Identifying some of the deepest “below the surface” thoughts, feelings, assumptions, and beliefs is usually a precondition for behavioral change.”

Since Leadership Development is so hard to define and implement in any operating environment, Strong Point’s developed a fairly adaptable, just-in-time, approach to leadership skill-building to right-side the drive forward. It’s called Team Setting and if it’s implemented properly, has immediate, impactful and sustainable results. Team Setting focuses on building and continuously strengthening effective teams as a means to control “the who and the how” for accomplishing work and driving toward the end of advancing overall Leadership Capability.

In a 2014, Human Resource Management Whitepaper called Understanding and Improving Teamwork in Organizations: A Scientifically Based Practical Guide; the authors: Eduardo Salas, Marissa L. Shuffler, Amanda L Thayer, Wendy L. Bedwell and Elizabeth H. Lazzara; define three higher-order processes that make teams more effective. They are Action, Transition, and Interpersonal processes.

Strong Point’s Team Setting uses a similar heuristic to help teams operate with leadership strength and capability. The premise is this: If a team defines its own Actions, Transitions, and Relations (Interpersonal Skills), for itself, and has time to develop, practice and enforce its own team strength; then Leadership Capability, Project Success and the Realization of intended business results are significantly improved.

The first goal of Team Setting uses Phase 1 of Strong Point’s Leadership Methodology: Personal Awareness to bolster each team member’s understanding and respect for the other team members (the Who’s). Simple assessments in Personality Style, Communication Style, Leadership Style as well as high-level previews into each other’s Core Values and Limiting beliefs provide some of the “below the surface” thoughts, feelings and assumptions” explained in McKinsey’s quarterly, that are needed to advance leadership capability.

Additionally, regularly scheduled Interpersonal Skill Development sessions that first assess and then standardize “How” the team negotiates, resolves conflicts and collaborates with others; unleash the unique strengths of the team and allow individual team members to personalize and authentically execute core business processes. Once the team knows itself well, the level of comfort to confront and correct perceived weaknesses of individuals on the team and the team itself increases. Team members can then provide each other the solidarity and strength to successfully perform and deliver results. They can begin and continue to develop specific ways to best Set Goals, Make Decisions, Communicate to the Organization and Escalate Issues to Company Leadership.

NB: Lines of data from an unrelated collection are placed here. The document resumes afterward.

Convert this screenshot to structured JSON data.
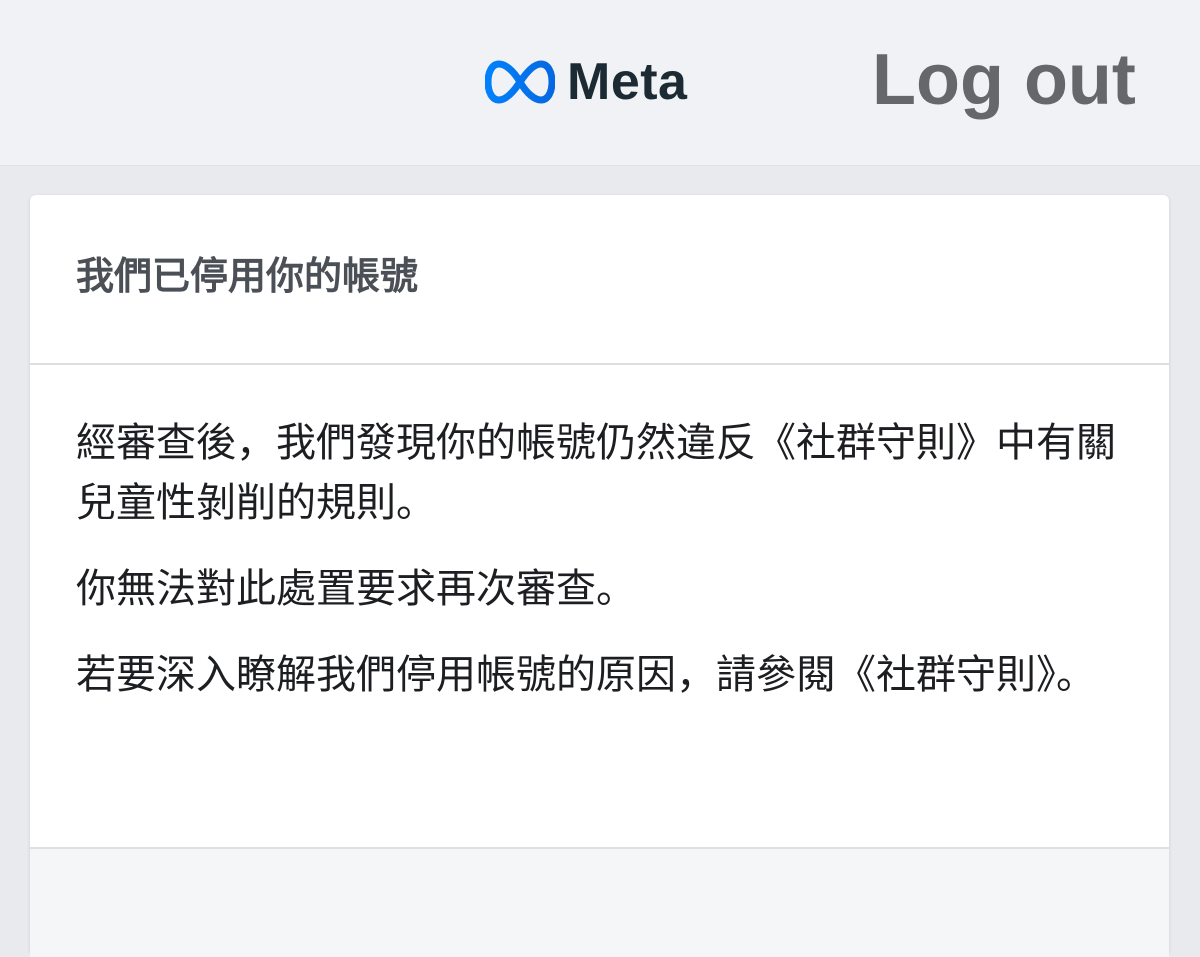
{
  "header": {
    "brand": "Meta",
    "logout_label": "Log out"
  },
  "notice": {
    "title": "我們已停用你的帳號",
    "paragraphs": [
      "經審查後，我們發現你的帳號仍然違反《社群守則》中有關兒童性剝削的規則。",
      "你無法對此處置要求再次審查。",
      "若要深入瞭解我們停用帳號的原因，請參閱《社群守則》。"
    ]
  },
  "colors": {
    "brand_blue": "#0668E1",
    "wordmark": "#1c2b33",
    "logout_text": "#65676b",
    "background": "#e9eaed"
  },
  "icons": {
    "logo": "meta-infinity-icon"
  }
}
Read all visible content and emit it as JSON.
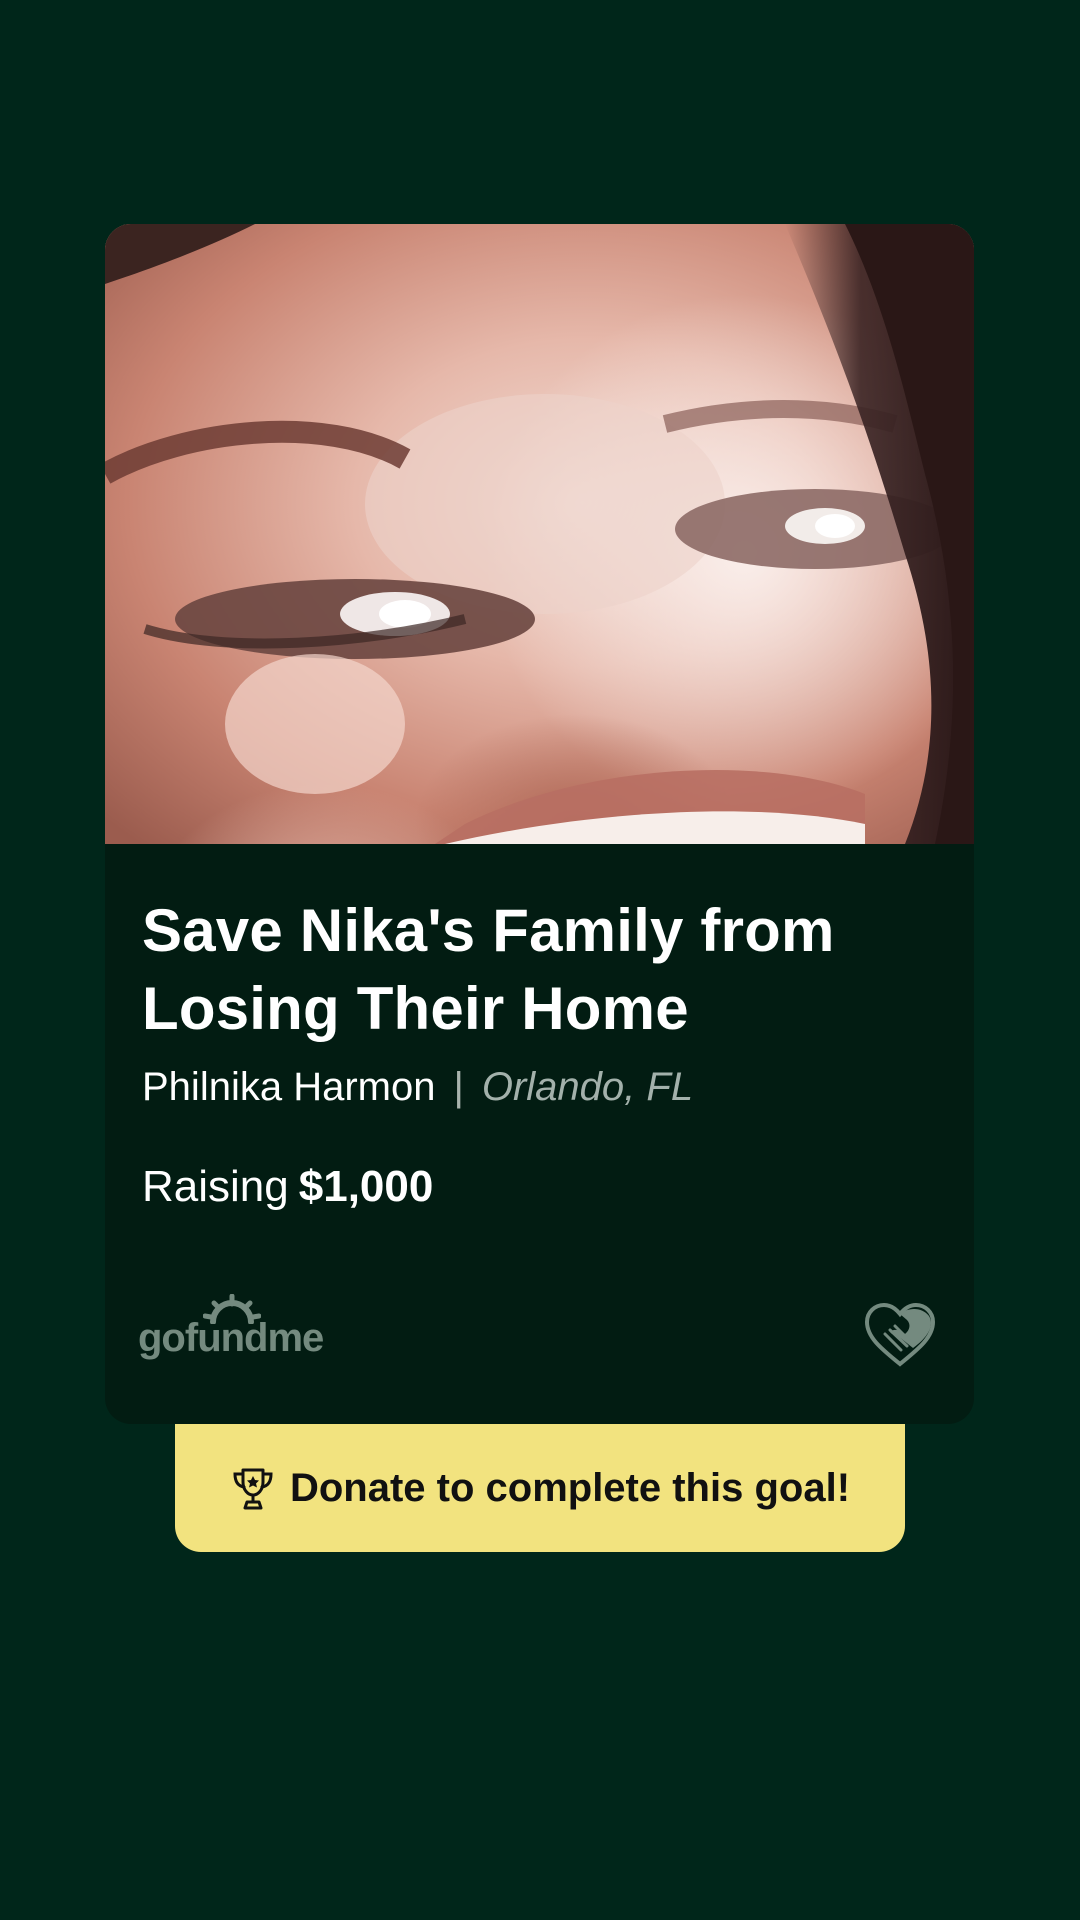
{
  "campaign": {
    "title": "Save Nika's Family from Losing Their Home",
    "organizer": "Philnika Harmon",
    "separator": "|",
    "location": "Orlando, FL",
    "raising_label": "Raising",
    "goal_amount": "$1,000"
  },
  "branding": {
    "logo_text": "gofundme",
    "logo_icon": "sun-icon",
    "heart_icon": "heart-handshake-icon"
  },
  "cta": {
    "label": "Donate to complete this goal!",
    "icon": "trophy-icon"
  },
  "colors": {
    "background": "#00261a",
    "card": "#021c12",
    "button": "#f2e37f",
    "muted_text": "#a3b1ab",
    "logo": "#748a7f"
  }
}
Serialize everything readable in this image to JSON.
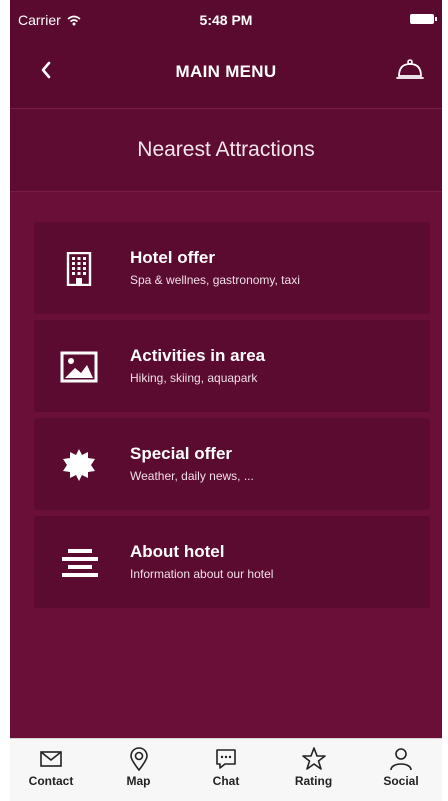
{
  "status_bar": {
    "carrier": "Carrier",
    "time": "5:48 PM"
  },
  "nav": {
    "title": "MAIN MENU"
  },
  "section": {
    "title": "Nearest Attractions"
  },
  "menu": [
    {
      "label": "Hotel offer",
      "sub": "Spa & wellnes, gastronomy, taxi",
      "icon": "building-icon"
    },
    {
      "label": "Activities in area",
      "sub": "Hiking, skiing, aquapark",
      "icon": "image-icon"
    },
    {
      "label": "Special offer",
      "sub": "Weather, daily news, ...",
      "icon": "badge-icon"
    },
    {
      "label": "About hotel",
      "sub": "Information about our hotel",
      "icon": "align-center-icon"
    }
  ],
  "tabs": [
    {
      "label": "Contact",
      "icon": "mail-icon"
    },
    {
      "label": "Map",
      "icon": "map-pin-icon"
    },
    {
      "label": "Chat",
      "icon": "chat-icon"
    },
    {
      "label": "Rating",
      "icon": "star-icon"
    },
    {
      "label": "Social",
      "icon": "user-icon"
    }
  ],
  "colors": {
    "background": "#6a0f37",
    "bar": "#5b0a2f",
    "card": "#5b0a30",
    "tab_bar": "#f7f7f7"
  }
}
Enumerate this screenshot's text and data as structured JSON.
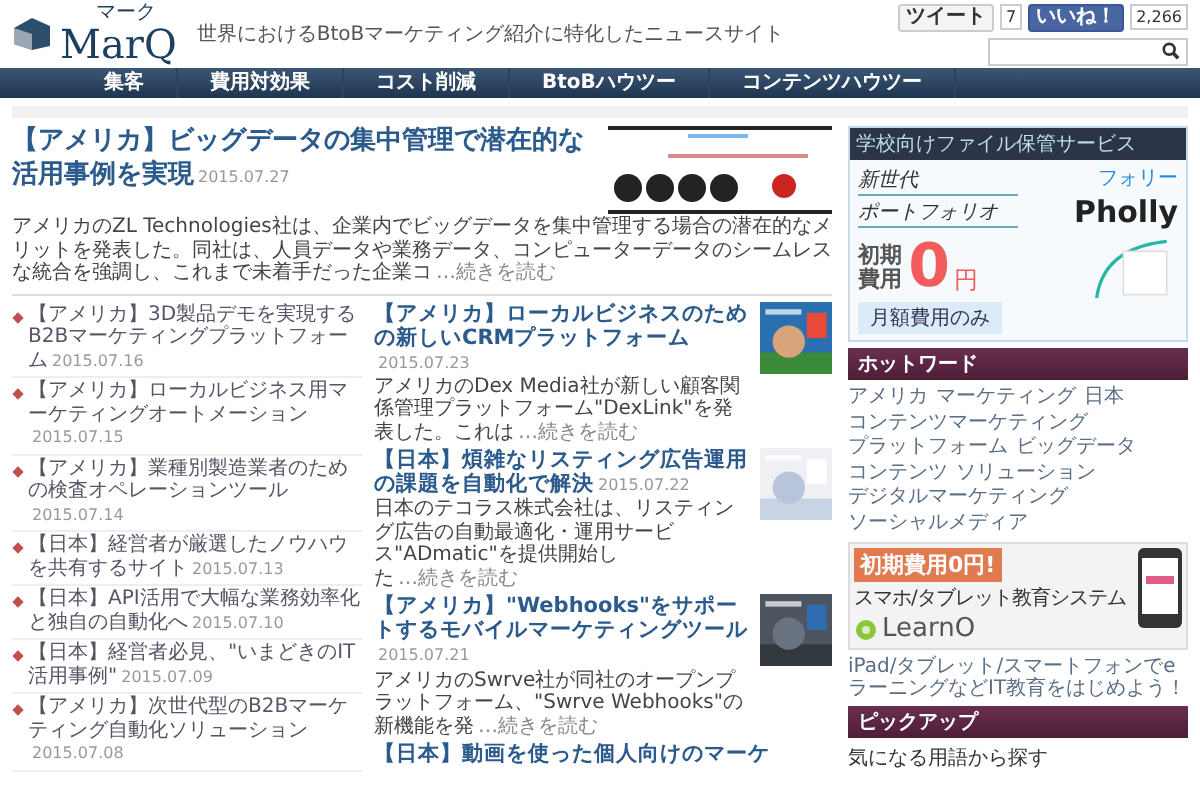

Strong Point’s Team Setting gives professionals and up and coming leaders of the organization the ability to develop Leadership Skills while performing goal-based work that enables them to test and apply new behaviors and approaches. They soon learn to realize Strong Point’s Leadership Rule #5: It Matters Who. It Matters How.